The Gulfport Library got a reprieve from the wrecking ball on Thursday.
The permit committee for the state Department of Archives and History agreed Wednesday to consider designating the building a Mississippi Landmark because of its architectural significance, the role the building has played in the community and public sentiment.
If the library, built in 1965 in the New Formalism style of architecture, is made a landmark, it can’t be torn down without permission from the department’s board.
“The building is an example of a style of architecture not widely found in the city of Gulfport, the surrounding community or even in the state of Mississippi,” said Bill Gatlin, architectural historian for Archives and History. “It’s an iconic building for the people who grew up in Gulfport.”
But several Harrison County supervisors said Thursday they will not use public money to repair or insure that building, no matter what its designation. Even if the library is made a landmark, the county isn’t obligated to repair the building.
“The board doesn’t have a burning desire to tear down that building,” Supervisor Kim Savant said.
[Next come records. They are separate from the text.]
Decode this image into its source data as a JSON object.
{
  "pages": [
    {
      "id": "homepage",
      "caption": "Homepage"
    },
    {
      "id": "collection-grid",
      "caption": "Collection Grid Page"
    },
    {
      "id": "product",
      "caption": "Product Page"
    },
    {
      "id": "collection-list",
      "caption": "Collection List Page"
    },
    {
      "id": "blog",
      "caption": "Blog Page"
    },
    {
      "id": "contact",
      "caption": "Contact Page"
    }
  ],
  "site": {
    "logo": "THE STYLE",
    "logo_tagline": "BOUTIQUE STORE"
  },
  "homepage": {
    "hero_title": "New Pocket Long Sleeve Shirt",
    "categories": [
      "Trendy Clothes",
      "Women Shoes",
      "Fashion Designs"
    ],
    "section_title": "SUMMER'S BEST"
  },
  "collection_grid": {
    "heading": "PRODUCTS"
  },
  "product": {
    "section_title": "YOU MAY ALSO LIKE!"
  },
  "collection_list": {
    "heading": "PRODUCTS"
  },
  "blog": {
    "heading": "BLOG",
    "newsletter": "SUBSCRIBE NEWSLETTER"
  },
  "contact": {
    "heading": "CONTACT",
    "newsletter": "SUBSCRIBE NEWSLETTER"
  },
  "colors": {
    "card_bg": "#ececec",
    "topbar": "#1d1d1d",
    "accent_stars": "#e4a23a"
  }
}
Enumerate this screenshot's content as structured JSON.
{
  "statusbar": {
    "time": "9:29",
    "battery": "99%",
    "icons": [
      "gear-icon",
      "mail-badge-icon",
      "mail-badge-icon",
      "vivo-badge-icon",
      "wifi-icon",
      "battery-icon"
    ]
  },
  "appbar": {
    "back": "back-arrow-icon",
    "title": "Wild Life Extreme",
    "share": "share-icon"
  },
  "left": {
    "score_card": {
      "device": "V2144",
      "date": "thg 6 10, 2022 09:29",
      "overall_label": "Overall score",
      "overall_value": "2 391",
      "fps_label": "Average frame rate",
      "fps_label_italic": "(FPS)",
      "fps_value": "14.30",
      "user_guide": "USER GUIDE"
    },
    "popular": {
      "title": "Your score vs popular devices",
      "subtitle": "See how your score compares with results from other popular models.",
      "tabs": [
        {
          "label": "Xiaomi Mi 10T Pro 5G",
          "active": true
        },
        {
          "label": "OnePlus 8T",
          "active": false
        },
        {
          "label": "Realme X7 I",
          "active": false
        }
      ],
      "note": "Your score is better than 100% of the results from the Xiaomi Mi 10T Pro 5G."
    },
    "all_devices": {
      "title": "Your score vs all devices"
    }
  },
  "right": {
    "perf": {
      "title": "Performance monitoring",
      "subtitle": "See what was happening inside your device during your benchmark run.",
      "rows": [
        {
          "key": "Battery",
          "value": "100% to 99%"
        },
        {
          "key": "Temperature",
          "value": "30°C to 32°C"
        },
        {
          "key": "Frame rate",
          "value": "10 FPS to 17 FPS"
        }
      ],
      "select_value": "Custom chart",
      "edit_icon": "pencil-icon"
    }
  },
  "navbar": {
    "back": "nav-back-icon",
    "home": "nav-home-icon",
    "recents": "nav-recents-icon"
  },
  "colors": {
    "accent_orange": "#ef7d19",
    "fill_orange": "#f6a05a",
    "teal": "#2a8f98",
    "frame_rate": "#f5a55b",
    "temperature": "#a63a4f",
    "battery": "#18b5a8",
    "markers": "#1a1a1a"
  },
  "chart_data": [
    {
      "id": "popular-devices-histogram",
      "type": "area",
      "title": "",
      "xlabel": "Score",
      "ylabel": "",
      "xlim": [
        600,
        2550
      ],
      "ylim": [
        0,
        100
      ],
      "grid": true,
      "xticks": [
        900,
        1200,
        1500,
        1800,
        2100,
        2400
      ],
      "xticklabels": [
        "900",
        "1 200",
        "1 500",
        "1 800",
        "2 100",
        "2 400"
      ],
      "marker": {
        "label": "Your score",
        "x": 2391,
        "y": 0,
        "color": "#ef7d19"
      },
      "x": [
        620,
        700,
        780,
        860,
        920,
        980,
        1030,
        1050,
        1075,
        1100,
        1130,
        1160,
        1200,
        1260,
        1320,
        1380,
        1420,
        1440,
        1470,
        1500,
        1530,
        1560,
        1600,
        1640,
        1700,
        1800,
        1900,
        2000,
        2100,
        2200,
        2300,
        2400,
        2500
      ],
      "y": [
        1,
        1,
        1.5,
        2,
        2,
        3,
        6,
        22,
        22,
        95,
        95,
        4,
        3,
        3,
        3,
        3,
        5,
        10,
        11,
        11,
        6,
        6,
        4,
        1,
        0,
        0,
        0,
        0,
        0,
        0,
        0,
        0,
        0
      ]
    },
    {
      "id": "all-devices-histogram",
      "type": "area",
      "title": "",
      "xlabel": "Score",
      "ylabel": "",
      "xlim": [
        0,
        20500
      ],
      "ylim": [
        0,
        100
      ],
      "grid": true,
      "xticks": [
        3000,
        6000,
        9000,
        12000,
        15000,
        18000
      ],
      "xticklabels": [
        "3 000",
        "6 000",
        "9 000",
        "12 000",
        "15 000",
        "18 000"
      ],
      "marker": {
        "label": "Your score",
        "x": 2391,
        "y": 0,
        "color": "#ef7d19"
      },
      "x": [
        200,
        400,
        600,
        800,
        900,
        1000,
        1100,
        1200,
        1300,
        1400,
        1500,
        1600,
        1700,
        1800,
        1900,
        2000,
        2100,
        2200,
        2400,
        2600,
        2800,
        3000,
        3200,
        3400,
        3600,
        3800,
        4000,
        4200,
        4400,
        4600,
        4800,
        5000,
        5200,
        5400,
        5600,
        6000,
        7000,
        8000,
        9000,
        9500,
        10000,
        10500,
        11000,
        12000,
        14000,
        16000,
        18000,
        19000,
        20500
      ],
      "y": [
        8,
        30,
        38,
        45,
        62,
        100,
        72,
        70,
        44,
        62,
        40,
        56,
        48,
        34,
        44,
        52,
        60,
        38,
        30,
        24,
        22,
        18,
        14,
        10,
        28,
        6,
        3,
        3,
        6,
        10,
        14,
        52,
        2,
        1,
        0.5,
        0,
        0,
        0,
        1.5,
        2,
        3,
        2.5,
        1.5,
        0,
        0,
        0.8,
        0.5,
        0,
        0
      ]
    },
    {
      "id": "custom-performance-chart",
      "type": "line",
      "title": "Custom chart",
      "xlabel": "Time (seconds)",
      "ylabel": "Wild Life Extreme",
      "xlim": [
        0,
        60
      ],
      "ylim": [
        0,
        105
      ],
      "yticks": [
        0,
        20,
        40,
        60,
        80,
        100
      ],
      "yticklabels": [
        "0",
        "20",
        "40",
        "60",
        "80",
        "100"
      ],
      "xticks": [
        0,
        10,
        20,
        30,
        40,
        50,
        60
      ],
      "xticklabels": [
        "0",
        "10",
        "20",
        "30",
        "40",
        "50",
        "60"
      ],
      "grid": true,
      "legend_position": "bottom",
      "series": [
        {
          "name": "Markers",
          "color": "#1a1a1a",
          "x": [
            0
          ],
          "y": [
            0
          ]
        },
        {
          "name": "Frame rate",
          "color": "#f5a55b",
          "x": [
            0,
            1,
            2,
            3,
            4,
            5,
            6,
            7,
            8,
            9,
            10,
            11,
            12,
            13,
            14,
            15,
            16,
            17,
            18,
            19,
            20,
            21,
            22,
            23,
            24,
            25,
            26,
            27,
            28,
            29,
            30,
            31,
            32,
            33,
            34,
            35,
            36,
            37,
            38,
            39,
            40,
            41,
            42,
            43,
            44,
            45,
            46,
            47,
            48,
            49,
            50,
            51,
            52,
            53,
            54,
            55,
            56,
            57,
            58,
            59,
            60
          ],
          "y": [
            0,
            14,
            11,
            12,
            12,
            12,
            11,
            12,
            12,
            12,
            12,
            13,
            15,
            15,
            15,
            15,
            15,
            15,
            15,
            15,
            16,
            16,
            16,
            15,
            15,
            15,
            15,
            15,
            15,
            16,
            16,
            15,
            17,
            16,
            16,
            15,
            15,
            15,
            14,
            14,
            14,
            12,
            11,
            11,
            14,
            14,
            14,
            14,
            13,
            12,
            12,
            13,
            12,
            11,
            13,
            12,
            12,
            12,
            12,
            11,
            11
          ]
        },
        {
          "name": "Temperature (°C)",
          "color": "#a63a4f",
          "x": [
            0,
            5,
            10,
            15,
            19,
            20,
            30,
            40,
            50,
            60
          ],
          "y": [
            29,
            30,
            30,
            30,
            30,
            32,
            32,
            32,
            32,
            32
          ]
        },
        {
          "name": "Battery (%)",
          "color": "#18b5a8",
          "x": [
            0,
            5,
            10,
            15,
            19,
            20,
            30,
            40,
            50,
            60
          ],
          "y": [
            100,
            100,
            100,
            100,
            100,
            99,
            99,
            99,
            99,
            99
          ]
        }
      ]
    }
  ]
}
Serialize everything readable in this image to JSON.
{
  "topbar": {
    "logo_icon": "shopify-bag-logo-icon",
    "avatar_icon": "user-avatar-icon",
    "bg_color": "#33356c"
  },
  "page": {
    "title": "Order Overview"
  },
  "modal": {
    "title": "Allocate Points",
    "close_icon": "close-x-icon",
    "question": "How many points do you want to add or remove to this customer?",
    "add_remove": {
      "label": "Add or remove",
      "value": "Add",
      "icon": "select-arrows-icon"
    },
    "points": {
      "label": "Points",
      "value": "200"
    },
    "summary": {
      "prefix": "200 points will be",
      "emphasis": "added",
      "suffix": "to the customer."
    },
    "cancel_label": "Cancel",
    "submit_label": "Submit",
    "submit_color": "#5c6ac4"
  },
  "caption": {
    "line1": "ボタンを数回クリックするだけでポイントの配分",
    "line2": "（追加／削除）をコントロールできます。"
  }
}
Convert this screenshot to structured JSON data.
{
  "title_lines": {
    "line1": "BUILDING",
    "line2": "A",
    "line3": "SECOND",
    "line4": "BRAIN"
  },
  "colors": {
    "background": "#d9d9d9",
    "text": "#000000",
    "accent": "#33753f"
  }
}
Savant represents District 2, which includes the library. “But what we have said is that we will not put taxpayer dollars into the building.”
Print their names and let the people decide if they keep their jobs…..they are crapping on a piece of history….time for them to go!